From ice cream to Chinese takeout; my, how innovations morph from one usage to another in a hundred years.
In the late 1800’s, Bloomer Brothers operated in Newark, New York. To stay abreast of current packaging demands, Bloomer Brothers began producing a box of popular local oysters. In the 1930’s and 1940’s they developed a “Peel Pail” for ice cream, along with others. After several acquisitions, in 1977 the folding carton business became a separate entity, the Fold-Pak Corporation.
In 1943 Bloomer Bros. copyrighted “The Peel-Pail”, for ice cream. Being a paper product, not a great deal of these containers still exist from almost seventy-five years ago. But there are still some floating around. When I spied this little jewel sitting on a antique store shelf – for only $3! – I quickly grabbed it up and dropped it in my basket.
Here’s what Mental Floss wrote about Bloomer Brothers.
WHITE GOLD STORAGE
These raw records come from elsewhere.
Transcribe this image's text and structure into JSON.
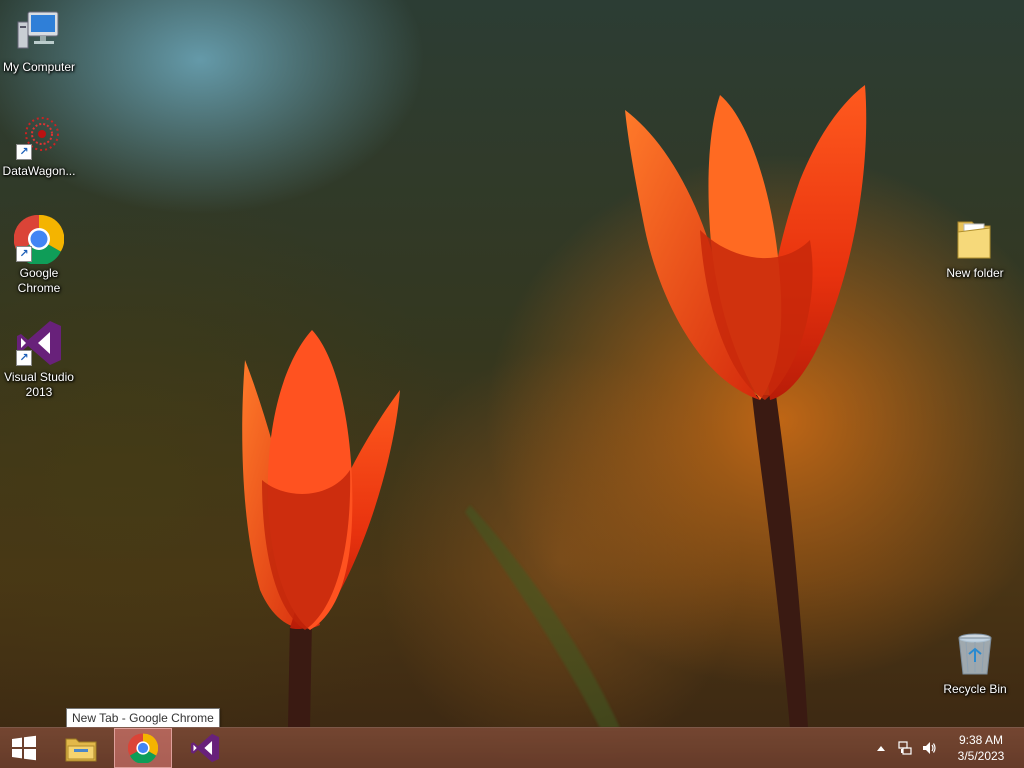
{
  "desktop": {
    "icons": [
      {
        "name": "my-computer",
        "label": "My Computer",
        "icon": "computer-icon"
      },
      {
        "name": "datawagon",
        "label": "DataWagon...",
        "icon": "datawagon-icon"
      },
      {
        "name": "google-chrome",
        "label": "Google\nChrome",
        "icon": "chrome-icon"
      },
      {
        "name": "visual-studio",
        "label": "Visual Studio\n2013",
        "icon": "visual-studio-icon"
      },
      {
        "name": "new-folder",
        "label": "New folder",
        "icon": "folder-icon"
      },
      {
        "name": "recycle-bin",
        "label": "Recycle Bin",
        "icon": "recycle-bin-icon"
      }
    ]
  },
  "taskbar": {
    "start_icon": "windows-logo-icon",
    "pinned": [
      {
        "name": "file-explorer",
        "icon": "folder-icon"
      },
      {
        "name": "chrome",
        "icon": "chrome-icon",
        "active": true
      },
      {
        "name": "visual-studio",
        "icon": "visual-studio-icon"
      }
    ],
    "tooltip": "New Tab - Google Chrome",
    "tray": {
      "icons": [
        "show-hidden-icons-icon",
        "network-icon",
        "volume-icon"
      ]
    },
    "clock": {
      "time": "9:38 AM",
      "date": "3/5/2023"
    }
  },
  "colors": {
    "taskbar": "#744632",
    "active_task": "#d98a86",
    "vs_purple": "#68217a"
  }
}
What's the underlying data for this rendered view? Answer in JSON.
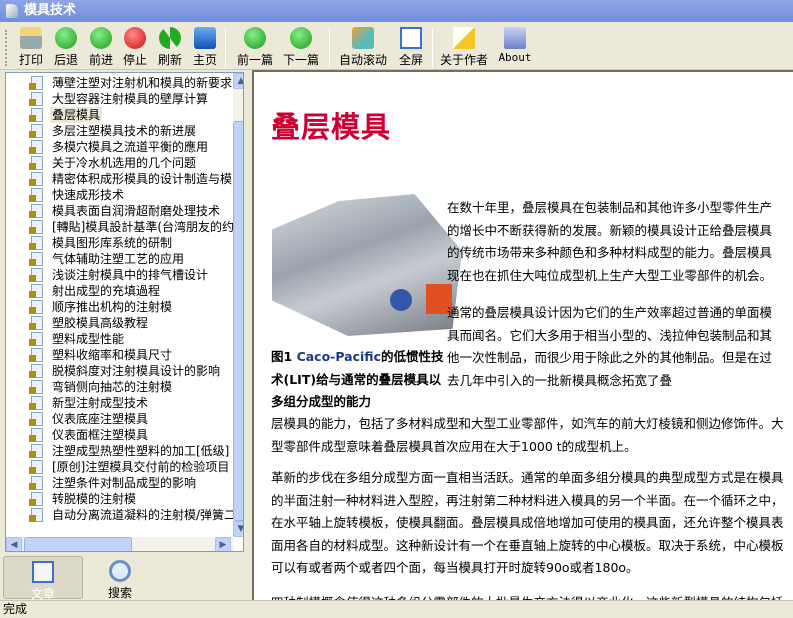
{
  "window": {
    "title": "模具技术"
  },
  "toolbar": {
    "buttons": [
      {
        "label": "打印",
        "icon": "printer-icon"
      },
      {
        "label": "后退",
        "icon": "back-arrow-icon"
      },
      {
        "label": "前进",
        "icon": "forward-arrow-icon"
      },
      {
        "label": "停止",
        "icon": "stop-icon"
      },
      {
        "label": "刷新",
        "icon": "refresh-icon"
      },
      {
        "label": "主页",
        "icon": "home-icon"
      },
      {
        "label": "前一篇",
        "icon": "up-arrow-icon"
      },
      {
        "label": "下一篇",
        "icon": "down-arrow-icon"
      },
      {
        "label": "自动滚动",
        "icon": "auto-scroll-icon"
      },
      {
        "label": "全屏",
        "icon": "fullscreen-icon"
      },
      {
        "label": "关于作者",
        "icon": "author-icon"
      },
      {
        "label": "About",
        "icon": "book-icon"
      }
    ]
  },
  "tree": {
    "selected": "叠层模具",
    "items": [
      "薄壁注塑对注射机和模具的新要求",
      "大型容器注射模具的壁厚计算",
      "叠层模具",
      "多层注塑模具技术的新进展",
      "多模穴模具之流道平衡的應用",
      "关于冷水机选用的几个问题",
      "精密体积成形模具的设计制造与模",
      "快速成形技术",
      "模具表面自润滑超耐磨处理技术",
      "[轉貼]模具設計基準(台湾朋友的约",
      "模具图形库系统的研制",
      "气体辅助注塑工艺的应用",
      "浅谈注射模具中的排气槽设计",
      "射出成型的充填過程",
      "顺序推出机构的注射模",
      "塑胶模具高级教程",
      "塑料成型性能",
      "塑料收缩率和模具尺寸",
      "脱模斜度对注射模具设计的影响",
      "弯销侧向抽芯的注射模",
      "新型注射成型技术",
      "仪表底座注塑模具",
      "仪表面框注塑模具",
      "注塑成型热塑性塑料的加工[低级]",
      "[原创]注塑模具交付前的检验项目",
      "注塑条件对制品成型的影响",
      "转脱模的注射模",
      "自动分离流道凝料的注射模/弹簧二"
    ]
  },
  "tabs": [
    {
      "label": "文章",
      "icon": "article-icon",
      "active": true
    },
    {
      "label": "搜索",
      "icon": "magnifier-icon",
      "active": false
    }
  ],
  "status": "完成",
  "article": {
    "title": "叠层模具",
    "title_color": "#cc0033",
    "p1": "在数十年里，叠层模具在包装制品和其他许多小型零件生产的增长中不断获得新的发展。新颖的模具设计正给叠层模具的传统市场带来多种颜色和多种材料成型的能力。叠层模具现在也在抓住大吨位成型机上生产大型工业零部件的机会。",
    "p2": "通常的叠层模具设计因为它们的生产效率超过普通的单面模具而闻名。它们大多用于相当小型的、浅拉伸包装制品和其他一次性制品，而很少用于除此之外的其他制品。但是在过去几年中引入的一批新模具概念拓宽了叠",
    "caption_prefix": "图1 ",
    "caption_brand": "Caco-Pacific",
    "caption_rest": "的低惯性技术(LIT)给与通常的叠层模具以多组分成型的能力",
    "p3": "层模具的能力，包括了多材料成型和大型工业零部件，如汽车的前大灯棱镜和侧边修饰件。大型零部件成型意味着叠层模具首次应用在大于1000 t的成型机上。",
    "p4": "革新的步伐在多组分成型方面一直相当活跃。通常的单面多组分模具的典型成型方式是在模具的半面注射一种材料进入型腔，再注射第二种材料进入模具的另一个半面。在一个循环之中，在水平轴上旋转模板，使模具翻面。叠层模具成倍地增加可使用的模具面，还允许整个模具表面用各自的材料成型。这种新设计有一个在垂直轴上旋转的中心模板。取决于系统，中心模板可以有或者两个或者四个面，每当模具打开时旋转90o或者180o。",
    "p5": "四种制模概念使得这种多组分零部件的大批量生产方法得以商业化。这些新型模具的结构包括"
  }
}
The iconic little folded box with a handle wasn’t originally designed with Moo Goo Gai Pan in mind. In the early 1900s, fresh oysters were so plentiful along the New England seashore and such a steady source of income for fishermen that they referred to the shelled slimies as “white gold.” The average consumer, however, didn’t want the mess or hassle involved with shucking oysters, so the savvy fisherman removed the shells from his catch prior to selling. Originally, customers brought their own containers, but the oyster business eventually boomed so much that Bloomer Brothers, a package manufacturer in Newark, New York, began mass-producing a wax-coated cardboard box that could be used as an oyster pail. The little buckets were soon used by vendors as a carry-all for everything from ice cream to live goldfish. Eventually, folded food containers became Bloomer’s number one product. Shortly after World War II, Chinese food suddenly exploded in popularity with mainstream America, and the oyster pail became the carton of choice for Asian carry-out. Bloomer Brothers eventually became the Fold-Pak Corporation and is now the largest supplier of Chinese food containers in the United States.
And while I love these little steps back into time like this small ice cream container from so many years ago, for my dessert pleasures I prefer my ice cream freshly made, like the carton that currently sits in my freezer waiting to be consumed tonight.